Drinking vessels incised with monochrome geometric designs, known as keros,were used in pre-Hispanic Peru to consume chicha (maize beer). While keros continued to be made and used during the Colonial period, the decorative form of the vessels changed. Brightly painted and inlaid figural compositions became the favored style. Peru has the longest textile-making tradition in the world, and elegant, elaborately woven textiles were symbols of wealth of the Inca elite, here represented by brightly-patterned tunics being ceremonially presented.
Kero (drinking cup) with figures presenting textiles, after 1550, Peruvian, Inca, Colonial period, wood, resin pigments, 6 ½ x 6 in. overall, Eugene Fuller Memorial Collection, 53.52. Currently on view in the Native and Meso-American art galleries, third floor, SAM downtown.

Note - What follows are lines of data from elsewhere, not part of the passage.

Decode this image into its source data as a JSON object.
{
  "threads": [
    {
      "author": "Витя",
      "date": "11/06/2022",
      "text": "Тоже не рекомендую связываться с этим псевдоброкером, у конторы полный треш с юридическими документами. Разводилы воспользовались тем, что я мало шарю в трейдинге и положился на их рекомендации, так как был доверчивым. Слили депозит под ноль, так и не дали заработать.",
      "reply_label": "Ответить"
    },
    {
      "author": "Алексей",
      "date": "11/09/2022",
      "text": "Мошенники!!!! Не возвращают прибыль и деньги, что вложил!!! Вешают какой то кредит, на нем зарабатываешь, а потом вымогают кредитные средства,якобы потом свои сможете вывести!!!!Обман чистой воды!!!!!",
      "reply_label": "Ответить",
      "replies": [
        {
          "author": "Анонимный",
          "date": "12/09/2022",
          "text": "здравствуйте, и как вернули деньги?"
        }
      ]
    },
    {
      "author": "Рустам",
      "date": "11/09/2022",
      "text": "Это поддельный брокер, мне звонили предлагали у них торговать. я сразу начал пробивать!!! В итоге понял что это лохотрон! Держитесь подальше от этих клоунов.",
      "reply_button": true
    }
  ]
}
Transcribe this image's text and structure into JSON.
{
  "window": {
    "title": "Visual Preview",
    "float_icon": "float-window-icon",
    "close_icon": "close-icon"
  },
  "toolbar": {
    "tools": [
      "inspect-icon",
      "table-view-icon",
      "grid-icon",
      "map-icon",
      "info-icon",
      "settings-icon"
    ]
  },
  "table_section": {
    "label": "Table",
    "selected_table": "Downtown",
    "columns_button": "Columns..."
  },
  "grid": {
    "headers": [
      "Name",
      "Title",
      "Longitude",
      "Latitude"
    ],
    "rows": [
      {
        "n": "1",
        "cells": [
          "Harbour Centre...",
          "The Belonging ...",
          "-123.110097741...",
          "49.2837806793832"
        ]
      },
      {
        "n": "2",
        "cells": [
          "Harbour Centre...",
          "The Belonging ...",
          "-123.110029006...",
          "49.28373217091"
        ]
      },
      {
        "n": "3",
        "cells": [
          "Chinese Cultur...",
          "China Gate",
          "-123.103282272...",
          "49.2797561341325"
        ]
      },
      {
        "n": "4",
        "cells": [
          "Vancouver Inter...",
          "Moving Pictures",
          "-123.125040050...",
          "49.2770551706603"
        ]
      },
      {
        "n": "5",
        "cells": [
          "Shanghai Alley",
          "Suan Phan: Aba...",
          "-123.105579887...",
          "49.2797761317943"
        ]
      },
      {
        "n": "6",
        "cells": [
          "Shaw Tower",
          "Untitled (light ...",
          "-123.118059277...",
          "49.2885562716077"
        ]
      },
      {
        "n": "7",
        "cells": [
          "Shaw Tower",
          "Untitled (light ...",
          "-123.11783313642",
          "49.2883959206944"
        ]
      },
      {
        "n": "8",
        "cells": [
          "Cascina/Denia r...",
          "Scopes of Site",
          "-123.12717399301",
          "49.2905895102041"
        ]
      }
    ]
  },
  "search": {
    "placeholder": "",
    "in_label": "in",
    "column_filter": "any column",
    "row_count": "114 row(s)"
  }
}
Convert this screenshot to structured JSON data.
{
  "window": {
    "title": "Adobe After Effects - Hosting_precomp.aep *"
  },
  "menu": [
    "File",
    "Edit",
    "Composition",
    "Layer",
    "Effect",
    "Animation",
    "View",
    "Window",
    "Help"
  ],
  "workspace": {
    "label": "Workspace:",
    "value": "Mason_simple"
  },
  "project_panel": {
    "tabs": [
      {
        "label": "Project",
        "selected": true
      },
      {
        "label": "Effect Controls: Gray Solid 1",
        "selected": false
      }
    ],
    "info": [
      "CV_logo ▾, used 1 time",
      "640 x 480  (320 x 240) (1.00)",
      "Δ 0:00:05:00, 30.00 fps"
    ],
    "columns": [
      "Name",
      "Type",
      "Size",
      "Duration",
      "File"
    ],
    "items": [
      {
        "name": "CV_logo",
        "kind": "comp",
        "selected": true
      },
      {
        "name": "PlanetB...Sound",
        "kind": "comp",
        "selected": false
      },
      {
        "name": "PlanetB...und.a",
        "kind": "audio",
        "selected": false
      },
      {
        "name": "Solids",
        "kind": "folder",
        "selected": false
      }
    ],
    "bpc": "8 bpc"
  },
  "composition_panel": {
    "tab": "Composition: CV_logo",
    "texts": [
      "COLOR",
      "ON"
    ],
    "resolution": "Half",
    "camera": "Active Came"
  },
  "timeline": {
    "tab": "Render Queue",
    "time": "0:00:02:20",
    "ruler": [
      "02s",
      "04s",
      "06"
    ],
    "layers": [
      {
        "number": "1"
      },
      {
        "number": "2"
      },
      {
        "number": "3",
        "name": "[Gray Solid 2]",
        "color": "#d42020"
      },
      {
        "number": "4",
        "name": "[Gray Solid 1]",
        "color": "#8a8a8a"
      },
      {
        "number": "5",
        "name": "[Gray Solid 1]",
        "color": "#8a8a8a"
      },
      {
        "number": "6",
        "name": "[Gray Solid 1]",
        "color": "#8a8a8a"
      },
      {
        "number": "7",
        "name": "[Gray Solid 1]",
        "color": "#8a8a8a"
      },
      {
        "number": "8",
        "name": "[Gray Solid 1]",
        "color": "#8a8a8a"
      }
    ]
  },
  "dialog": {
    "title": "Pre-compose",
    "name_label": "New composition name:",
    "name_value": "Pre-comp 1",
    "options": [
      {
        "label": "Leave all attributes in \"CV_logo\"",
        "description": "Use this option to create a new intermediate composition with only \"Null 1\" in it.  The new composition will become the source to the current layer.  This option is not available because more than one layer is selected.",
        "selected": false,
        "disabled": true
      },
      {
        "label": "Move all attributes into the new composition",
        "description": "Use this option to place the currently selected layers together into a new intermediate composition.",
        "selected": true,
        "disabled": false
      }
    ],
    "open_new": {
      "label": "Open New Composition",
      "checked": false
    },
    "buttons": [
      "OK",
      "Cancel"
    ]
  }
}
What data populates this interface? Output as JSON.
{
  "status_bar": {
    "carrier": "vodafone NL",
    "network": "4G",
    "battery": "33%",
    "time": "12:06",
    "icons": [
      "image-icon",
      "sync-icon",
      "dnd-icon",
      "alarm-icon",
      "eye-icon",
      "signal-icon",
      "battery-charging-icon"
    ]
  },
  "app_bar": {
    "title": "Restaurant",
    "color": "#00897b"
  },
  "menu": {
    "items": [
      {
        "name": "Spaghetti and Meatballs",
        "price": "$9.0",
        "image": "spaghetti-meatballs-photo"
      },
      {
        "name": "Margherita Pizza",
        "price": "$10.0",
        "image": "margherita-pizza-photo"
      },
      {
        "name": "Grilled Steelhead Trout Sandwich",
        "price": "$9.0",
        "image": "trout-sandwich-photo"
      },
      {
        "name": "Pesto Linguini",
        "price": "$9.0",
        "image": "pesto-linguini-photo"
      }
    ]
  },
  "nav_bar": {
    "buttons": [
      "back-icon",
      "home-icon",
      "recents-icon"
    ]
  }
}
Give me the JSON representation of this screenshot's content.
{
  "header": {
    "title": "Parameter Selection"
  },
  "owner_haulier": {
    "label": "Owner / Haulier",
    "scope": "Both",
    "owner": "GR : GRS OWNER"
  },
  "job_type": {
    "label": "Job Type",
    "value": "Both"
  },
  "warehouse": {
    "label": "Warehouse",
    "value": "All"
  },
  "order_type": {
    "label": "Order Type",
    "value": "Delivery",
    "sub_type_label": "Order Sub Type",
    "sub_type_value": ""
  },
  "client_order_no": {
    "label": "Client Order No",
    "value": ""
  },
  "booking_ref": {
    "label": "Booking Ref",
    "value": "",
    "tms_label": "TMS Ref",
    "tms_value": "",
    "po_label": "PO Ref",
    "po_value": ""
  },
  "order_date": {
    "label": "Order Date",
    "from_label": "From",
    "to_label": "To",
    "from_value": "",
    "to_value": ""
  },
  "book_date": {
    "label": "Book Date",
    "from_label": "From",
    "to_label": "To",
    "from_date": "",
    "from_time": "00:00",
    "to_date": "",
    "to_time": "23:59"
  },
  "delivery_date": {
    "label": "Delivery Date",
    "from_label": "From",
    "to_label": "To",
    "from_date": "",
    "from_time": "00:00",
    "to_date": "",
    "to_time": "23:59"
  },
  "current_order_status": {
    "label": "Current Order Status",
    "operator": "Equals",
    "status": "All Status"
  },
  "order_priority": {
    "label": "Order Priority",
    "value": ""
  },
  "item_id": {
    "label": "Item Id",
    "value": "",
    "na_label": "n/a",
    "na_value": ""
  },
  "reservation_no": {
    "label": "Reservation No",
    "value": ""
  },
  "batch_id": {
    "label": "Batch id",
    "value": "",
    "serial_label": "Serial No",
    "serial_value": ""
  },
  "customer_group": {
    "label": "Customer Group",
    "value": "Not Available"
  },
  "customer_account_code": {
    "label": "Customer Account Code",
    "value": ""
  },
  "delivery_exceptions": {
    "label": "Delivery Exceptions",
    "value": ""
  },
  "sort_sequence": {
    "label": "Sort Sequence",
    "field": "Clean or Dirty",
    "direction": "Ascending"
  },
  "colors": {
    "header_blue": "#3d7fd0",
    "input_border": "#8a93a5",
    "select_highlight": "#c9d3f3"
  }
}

Contrary to popular belief, Islamic art is bursting with images of humans and animals. The Qur’an, Islam’s holy book, admonishes against the making and adoration of idols, but does not forbid the creation or viewing of images. This tripod, from the 12th century, stands on the legs of three fantastic creatures, possibly lions. Between the main figures, a low relief presents dogs cavorting in gardens. While not used in a religious setting, images of animals such as these have been common in secular Islamic arts since the very advent of Islam in the seventh century.
Tripod stand with fantastic creatures, 12th century, Persian (modern Iran), bronze, 7 x 6 ¾ in. overall, Eugene Fuller Memorial Collection, 52.61. Currently on view in the Ancient Mediterranean and Islamic art galleries, fourth floor, SAM downtown.
“Things that seem whimsical, incidental, inauthentic may be trusted to provide entry into the heart of one’s material.”
– William Kentridge, 2001
William Kentridge’s raw images prompt our imagination in a way that Technicolor realism cannot. Shadow Procession is set in a featureless landscape that still manages to reference the streets of a Johannesburg of the past. People struggle to move quickly, but we’re not sure if they are fleeing a menace or simply hurrying home. A cat stretches, an eyeball swivels, an Everyman dictator gestures, and a pair of scissors begins to march. Kentridge’s art thrives on ambiguity and unresolved endings.